| 10 MAY 2017
When installing a fire alarm system, it is important that you install at least one of each of the available types: ionization alarms that are triggered by flaming fires, and photoelectric alarms that are triggered by smoldering fires.
As useful as fire alarm systems may be, they may cause you to panic or lose sleep due to chirping when there is no smoke or fire. It can be quite annoying to have a fire alarm that goes off randomly for no reason. So, what could be the problem, and how do you fix it?
- Retaining Error Conditions
When your alarm begins to chirp randomly without any specific pattern, you should try changing the batteries in the smoke detectors. However, this may not stop the chirping, especially if the detector operates by low-voltage electrical wiring, and only uses the battery for power backup.
These detectors come with an internal processor that stores error codes. If weak batteries trigger the alarm, the error code may be retained even after changing the batteries, causing it to chirp. To fix the problem, you should clear the error by resetting the smoke detector as follows:
- Turn off the electrical power at the circuit breaker
- Unplug the power supply from the detector and remove the battery
- With no source of power, press and hold the test button for 15 to 20 seconds
- Replace the battery and plug in the power supply
- Restore electric power
When power is restored, it should chirp once, but the low-battery sound should have disappeared. To avoid this error in future, make sure to replace old batteries every six months before the low-battery warning.
- Loose or Poorly Installed Batteries
A loose neutral (white) wire can cause an echoing chirp between the units. Loose batteries can also cause problems. So, ensure that your new batteries have a use by date that is four or five years in the future and are properly installed, and make sure the battery compartment door is properly closed. If the detector has been in use for more than 10 years, replace it.

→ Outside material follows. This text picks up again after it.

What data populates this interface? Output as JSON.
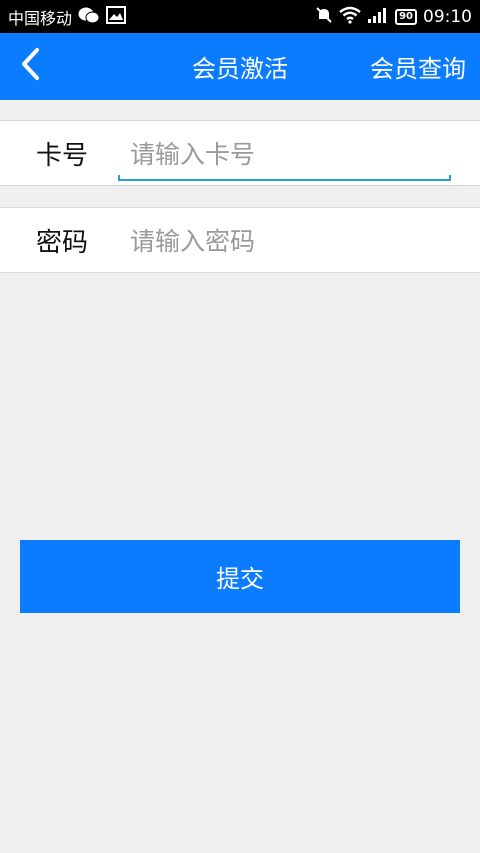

- Dirty Sensing Chamber
Accumulation of dust and insects hiding in the sensing chamber can cause it to chirp. It is good practice to clean the unit every time you change the batteries to reduce the risk of static electricity causing false alarms. The sensing chamber should be cleaned with compressed air or a vacuum cleaner hose, while the outside can be wiped down with a damp cloth.
Chirping consistently at regular intervals may be due to power surges, or interference from other devices in the home that share the same circuit. In the latter case, you should plug the device triggering the chirp into a different wall outlet. Alternatively, you can ask an electrician to change the power line to the smoke detector so it uses a dedicated circuit.